Work instructions —
Pull from the data below each line where the word "type" occurs, and copy it.

Material for this task —
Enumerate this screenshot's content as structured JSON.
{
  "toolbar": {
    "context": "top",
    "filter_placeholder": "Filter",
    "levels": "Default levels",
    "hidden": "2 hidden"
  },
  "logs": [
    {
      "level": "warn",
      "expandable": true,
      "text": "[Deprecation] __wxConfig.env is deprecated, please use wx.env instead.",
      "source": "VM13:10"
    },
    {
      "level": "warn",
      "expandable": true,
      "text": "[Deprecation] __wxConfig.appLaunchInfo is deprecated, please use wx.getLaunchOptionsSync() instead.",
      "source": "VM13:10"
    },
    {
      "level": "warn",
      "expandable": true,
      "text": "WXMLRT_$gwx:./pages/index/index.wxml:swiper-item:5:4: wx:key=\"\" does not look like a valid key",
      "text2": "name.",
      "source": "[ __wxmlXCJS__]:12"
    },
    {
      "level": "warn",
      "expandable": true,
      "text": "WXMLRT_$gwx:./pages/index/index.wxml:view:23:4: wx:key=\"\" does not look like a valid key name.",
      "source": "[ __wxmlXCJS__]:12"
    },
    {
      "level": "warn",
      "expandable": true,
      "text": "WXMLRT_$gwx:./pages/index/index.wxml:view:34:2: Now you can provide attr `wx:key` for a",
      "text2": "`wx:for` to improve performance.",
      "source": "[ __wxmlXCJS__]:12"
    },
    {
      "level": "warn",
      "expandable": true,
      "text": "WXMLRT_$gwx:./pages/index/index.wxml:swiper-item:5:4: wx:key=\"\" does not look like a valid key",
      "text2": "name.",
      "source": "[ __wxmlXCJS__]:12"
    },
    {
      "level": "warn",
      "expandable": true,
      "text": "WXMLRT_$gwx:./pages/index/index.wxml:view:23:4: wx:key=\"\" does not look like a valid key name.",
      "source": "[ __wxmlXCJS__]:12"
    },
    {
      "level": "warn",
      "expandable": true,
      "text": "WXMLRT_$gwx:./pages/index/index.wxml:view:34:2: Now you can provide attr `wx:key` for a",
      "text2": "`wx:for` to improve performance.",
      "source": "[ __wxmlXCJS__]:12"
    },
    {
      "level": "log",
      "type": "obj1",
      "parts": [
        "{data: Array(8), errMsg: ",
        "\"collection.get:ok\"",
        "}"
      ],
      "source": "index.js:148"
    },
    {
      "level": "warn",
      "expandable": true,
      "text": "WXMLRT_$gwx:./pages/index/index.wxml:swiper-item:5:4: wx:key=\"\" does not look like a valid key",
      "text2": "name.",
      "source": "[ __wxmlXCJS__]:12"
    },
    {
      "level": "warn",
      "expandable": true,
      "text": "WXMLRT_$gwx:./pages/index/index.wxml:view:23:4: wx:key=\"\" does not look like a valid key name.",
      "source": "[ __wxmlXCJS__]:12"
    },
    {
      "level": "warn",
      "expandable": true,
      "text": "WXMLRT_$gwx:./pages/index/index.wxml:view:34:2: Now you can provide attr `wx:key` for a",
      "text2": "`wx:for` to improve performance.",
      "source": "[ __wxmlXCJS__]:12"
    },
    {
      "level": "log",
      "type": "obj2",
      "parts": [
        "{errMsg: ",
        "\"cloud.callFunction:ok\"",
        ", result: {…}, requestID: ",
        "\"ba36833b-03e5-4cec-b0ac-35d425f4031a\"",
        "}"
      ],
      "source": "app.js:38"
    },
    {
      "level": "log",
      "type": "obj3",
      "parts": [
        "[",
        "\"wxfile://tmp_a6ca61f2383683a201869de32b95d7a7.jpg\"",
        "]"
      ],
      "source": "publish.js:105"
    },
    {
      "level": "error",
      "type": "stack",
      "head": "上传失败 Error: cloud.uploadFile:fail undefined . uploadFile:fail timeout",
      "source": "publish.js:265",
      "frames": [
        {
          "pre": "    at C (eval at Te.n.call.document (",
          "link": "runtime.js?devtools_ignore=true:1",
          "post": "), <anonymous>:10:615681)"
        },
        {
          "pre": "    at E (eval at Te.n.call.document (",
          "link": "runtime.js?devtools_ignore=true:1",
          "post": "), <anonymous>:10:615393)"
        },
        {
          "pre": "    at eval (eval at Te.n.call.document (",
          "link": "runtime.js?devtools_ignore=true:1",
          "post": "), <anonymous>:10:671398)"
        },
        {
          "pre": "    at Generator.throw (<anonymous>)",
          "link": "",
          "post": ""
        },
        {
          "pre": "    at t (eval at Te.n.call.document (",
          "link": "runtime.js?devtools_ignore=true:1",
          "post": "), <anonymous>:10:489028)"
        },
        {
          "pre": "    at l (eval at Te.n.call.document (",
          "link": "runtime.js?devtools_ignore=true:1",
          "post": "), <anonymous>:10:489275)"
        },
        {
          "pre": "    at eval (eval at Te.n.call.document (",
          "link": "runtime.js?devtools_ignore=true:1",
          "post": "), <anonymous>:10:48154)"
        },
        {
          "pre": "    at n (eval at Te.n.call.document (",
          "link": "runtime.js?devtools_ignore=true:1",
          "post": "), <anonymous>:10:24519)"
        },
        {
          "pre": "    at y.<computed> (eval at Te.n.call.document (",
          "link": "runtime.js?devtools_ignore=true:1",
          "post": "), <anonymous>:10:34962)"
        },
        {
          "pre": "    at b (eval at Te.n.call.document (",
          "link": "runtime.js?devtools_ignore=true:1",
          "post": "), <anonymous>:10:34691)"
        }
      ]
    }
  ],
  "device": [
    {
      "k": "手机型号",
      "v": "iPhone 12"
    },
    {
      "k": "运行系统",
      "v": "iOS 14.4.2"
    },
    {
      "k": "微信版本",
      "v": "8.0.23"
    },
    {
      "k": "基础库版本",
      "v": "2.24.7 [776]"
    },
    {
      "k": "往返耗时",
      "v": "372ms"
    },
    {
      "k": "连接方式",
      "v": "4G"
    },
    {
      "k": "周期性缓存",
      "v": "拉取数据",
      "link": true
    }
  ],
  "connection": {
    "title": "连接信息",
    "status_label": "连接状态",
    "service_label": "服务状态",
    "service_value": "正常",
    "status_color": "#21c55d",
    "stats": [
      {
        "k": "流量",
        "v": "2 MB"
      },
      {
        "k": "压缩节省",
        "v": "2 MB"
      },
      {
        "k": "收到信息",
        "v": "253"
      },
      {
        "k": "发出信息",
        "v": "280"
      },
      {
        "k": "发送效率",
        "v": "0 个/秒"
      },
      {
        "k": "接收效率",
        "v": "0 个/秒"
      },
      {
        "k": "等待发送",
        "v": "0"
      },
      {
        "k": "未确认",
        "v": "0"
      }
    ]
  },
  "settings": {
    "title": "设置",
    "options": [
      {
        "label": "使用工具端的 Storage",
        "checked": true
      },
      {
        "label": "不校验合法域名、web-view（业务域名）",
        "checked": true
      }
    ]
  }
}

Task result —
      "type": "obj1",
      "type": "obj2",
      "type": "obj3",
      "type": "stack",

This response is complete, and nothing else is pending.